- _THE PROBLEM_
Scan the lines below and report each one containing "полю" by copying it.

- _Stored data entries_
-=-=-
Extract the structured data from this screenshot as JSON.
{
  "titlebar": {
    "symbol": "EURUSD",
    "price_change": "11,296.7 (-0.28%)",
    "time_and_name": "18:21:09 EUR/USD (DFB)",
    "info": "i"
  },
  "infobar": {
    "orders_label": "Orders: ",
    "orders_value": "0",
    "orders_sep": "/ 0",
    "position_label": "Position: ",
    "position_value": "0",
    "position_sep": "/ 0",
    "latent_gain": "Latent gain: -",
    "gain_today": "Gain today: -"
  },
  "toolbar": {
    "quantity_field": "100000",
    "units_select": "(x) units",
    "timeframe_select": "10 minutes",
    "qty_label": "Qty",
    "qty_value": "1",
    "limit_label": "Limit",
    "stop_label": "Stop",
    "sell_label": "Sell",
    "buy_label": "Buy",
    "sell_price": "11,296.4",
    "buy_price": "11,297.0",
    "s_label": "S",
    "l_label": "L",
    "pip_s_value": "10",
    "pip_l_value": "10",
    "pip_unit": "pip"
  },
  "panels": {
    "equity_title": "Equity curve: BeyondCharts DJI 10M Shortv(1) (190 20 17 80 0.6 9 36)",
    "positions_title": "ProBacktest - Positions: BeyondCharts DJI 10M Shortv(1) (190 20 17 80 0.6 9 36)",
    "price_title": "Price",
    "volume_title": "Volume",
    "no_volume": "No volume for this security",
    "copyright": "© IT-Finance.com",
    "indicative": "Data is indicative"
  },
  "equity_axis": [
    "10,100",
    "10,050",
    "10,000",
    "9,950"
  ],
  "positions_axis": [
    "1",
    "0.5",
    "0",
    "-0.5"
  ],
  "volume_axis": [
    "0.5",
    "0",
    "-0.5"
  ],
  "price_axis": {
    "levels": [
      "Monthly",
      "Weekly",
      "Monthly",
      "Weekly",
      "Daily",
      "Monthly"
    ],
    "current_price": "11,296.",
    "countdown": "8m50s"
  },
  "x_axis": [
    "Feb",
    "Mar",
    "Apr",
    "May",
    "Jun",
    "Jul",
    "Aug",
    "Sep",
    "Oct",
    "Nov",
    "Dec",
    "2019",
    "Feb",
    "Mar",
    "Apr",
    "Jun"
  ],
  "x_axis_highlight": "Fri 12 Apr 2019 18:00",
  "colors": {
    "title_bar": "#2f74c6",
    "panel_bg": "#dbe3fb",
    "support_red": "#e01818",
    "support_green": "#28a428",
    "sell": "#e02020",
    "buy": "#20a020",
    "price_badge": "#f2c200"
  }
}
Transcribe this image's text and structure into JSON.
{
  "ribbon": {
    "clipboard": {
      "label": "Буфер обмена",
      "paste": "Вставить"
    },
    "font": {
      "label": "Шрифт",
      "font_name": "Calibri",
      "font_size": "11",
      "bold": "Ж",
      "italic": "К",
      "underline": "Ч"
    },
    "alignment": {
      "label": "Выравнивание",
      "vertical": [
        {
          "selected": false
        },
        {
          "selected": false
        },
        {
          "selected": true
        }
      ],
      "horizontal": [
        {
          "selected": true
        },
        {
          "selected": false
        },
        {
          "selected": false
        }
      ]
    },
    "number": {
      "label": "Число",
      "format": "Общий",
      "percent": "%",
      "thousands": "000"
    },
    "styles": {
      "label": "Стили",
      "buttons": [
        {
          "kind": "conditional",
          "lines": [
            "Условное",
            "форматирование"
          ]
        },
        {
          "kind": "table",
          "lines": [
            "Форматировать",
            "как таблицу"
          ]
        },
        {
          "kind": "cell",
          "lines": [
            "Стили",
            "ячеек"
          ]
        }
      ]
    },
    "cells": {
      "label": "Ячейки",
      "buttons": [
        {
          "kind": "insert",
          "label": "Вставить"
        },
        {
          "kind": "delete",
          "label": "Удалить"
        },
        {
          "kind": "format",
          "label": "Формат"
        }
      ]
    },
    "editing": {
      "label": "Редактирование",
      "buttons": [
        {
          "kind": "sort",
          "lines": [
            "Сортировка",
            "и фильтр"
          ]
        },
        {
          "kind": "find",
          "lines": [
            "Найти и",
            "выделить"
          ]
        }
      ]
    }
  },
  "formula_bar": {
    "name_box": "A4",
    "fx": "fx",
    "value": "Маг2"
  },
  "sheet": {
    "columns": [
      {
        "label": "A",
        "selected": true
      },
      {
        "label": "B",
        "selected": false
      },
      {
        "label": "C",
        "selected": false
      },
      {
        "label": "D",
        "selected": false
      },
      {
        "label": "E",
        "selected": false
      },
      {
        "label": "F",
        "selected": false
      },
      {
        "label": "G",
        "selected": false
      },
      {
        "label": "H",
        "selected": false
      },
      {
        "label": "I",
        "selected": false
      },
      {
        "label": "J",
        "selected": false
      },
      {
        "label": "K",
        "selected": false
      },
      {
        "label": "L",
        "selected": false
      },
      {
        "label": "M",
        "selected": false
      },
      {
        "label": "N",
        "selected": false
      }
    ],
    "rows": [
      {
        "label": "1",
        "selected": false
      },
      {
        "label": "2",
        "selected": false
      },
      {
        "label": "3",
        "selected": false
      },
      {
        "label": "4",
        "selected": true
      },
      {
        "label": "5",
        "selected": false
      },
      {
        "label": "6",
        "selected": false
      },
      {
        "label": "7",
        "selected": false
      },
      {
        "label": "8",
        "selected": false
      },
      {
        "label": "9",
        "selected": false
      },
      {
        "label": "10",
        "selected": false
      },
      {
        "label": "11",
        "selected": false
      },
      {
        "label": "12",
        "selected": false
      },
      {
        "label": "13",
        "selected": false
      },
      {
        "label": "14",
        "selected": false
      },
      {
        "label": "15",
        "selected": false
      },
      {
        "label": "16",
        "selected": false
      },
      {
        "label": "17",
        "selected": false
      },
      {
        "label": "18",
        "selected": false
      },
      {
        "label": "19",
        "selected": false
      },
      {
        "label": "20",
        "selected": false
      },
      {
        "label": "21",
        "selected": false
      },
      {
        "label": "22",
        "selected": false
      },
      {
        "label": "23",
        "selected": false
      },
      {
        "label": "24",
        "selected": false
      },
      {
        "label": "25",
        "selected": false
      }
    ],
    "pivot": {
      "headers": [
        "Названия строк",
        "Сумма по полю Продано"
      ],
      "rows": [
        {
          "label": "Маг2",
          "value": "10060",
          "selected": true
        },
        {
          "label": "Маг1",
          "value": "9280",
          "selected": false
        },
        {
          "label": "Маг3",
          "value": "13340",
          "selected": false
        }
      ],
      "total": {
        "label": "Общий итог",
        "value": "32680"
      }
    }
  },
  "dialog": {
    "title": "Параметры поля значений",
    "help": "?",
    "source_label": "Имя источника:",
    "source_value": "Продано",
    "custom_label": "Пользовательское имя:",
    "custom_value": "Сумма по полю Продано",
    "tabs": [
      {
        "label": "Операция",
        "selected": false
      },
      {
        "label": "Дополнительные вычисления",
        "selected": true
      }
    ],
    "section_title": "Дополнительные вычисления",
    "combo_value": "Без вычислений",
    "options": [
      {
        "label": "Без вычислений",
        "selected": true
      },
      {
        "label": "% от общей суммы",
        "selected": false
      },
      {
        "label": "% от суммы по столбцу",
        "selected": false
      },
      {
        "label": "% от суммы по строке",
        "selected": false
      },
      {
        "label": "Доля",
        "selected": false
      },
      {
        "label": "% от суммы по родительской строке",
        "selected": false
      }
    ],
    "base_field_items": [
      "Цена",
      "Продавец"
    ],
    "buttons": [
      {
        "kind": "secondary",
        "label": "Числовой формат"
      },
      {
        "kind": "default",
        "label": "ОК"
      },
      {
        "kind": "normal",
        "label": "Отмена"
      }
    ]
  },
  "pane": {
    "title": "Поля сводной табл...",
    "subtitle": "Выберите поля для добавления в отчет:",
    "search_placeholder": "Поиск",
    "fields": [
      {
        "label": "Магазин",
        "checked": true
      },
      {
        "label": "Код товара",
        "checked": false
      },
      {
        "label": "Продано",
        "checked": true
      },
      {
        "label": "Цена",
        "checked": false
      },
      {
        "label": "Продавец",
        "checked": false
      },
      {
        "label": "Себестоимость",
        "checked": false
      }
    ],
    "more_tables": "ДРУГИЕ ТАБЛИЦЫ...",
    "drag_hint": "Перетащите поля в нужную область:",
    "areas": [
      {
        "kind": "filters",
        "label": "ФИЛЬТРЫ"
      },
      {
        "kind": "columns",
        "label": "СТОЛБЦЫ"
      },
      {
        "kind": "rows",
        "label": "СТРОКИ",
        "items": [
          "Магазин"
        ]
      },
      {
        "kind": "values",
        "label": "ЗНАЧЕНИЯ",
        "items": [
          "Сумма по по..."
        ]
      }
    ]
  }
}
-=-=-
- _SOLUTION_
        "Сумма по полю Продано"
    "custom_value": "Сумма по полю Продано",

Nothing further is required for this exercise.